Skip to main page content
Access keys NCBI Homepage MyNCBI Homepage Main Content Main Navigation
, 11 (5), 391-8

Increased Plasma Levels of Plant Sterols and Atherosclerosis: A Controversial Issue


Increased Plasma Levels of Plant Sterols and Atherosclerosis: A Controversial Issue

Laura Calpe-Berdiel et al. Curr Atheroscler Rep.
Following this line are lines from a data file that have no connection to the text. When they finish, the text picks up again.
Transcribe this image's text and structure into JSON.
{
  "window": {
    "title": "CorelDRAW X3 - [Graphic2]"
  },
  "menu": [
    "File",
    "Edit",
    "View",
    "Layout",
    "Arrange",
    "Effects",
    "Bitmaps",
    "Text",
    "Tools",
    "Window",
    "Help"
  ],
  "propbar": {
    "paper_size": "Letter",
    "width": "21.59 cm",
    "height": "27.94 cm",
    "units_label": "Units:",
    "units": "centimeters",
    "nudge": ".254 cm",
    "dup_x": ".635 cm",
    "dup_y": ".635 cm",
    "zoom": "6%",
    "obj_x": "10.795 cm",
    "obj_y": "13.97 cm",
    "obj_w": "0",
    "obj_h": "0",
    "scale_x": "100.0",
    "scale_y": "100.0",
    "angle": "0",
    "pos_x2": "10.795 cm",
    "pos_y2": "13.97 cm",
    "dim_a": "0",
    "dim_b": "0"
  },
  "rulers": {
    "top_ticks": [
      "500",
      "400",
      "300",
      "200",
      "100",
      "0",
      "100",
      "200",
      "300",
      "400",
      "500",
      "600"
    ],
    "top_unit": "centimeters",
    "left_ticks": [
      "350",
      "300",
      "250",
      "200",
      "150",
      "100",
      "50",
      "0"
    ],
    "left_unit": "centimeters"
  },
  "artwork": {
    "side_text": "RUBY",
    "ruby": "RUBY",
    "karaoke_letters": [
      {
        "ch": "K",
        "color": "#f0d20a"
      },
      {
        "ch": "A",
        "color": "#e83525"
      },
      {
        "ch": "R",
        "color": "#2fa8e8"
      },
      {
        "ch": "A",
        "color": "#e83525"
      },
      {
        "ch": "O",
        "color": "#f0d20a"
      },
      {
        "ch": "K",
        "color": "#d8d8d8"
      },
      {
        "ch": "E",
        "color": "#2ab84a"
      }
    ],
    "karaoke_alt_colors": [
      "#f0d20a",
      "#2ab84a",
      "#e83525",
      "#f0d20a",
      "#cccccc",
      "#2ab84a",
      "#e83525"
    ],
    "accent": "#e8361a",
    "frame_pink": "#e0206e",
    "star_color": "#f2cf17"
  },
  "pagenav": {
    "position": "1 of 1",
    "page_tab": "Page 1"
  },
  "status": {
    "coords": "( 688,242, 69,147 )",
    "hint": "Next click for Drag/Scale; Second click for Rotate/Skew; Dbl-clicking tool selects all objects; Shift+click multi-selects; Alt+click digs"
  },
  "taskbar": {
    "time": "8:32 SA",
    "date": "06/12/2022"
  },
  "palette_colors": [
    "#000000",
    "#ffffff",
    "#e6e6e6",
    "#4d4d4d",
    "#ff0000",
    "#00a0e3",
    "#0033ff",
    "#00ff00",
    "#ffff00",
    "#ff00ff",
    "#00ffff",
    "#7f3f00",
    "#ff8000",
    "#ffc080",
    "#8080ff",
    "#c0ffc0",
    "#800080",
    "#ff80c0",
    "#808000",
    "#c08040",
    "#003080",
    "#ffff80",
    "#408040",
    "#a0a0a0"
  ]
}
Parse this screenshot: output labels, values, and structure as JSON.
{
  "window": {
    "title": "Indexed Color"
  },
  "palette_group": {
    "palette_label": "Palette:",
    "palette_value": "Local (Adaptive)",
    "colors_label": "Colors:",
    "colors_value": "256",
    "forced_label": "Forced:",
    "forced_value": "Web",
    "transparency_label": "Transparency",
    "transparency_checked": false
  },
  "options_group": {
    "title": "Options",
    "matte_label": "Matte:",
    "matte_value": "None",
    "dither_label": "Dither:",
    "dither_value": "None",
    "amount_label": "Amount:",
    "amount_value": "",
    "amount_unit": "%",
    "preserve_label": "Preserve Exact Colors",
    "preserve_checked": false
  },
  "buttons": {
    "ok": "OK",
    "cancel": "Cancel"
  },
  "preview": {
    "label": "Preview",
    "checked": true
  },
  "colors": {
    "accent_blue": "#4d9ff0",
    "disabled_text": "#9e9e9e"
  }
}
A number of studies have raised the possibility of circulating plant sterols being a risk factor in the pathogenesis of atherosclerosis. Evidence in support of this hypothesis comes mainly from observations in sitosterolemic patients, who hyperabsorb plant sterols and suffer premature atherosclerosis. Accordingly, the atherogenicity of plant sterols of dietary origin is currently under debate, in view of the widespread use of cholesterol-lowering functional foods enriched with these compounds. Although some reports have suggested the vascular perils of small increases in plasma plant sterol concentrations, other prospective and large population-based studies have indicated otherwise. Further, the potential risk of plant sterol-enriched foods may be counterbalanced by the notable reduction in plasma cholesterol. This review summarizes the current evidence on the possible impact of plant sterols as a risk factor for atherosclerosis.

Similar articles

See all similar articles

Cited by 3 PubMed Central articles


    1. J Am Coll Cardiol. 2000 Apr;35(5):1185-91 - PubMed
    1. J Biol Chem. 2006 Nov 3;281(44):33635-49 - PubMed
    1. Arteriosclerosis. 1990 Mar-Apr;10(2):289-97 - PubMed
    1. Atherosclerosis. 2008 Jan;196(1):283-8 - PubMed
    1. Science. 2000 Dec 1;290(5497):1771-5 - PubMed

Publication types

LinkOut - more resources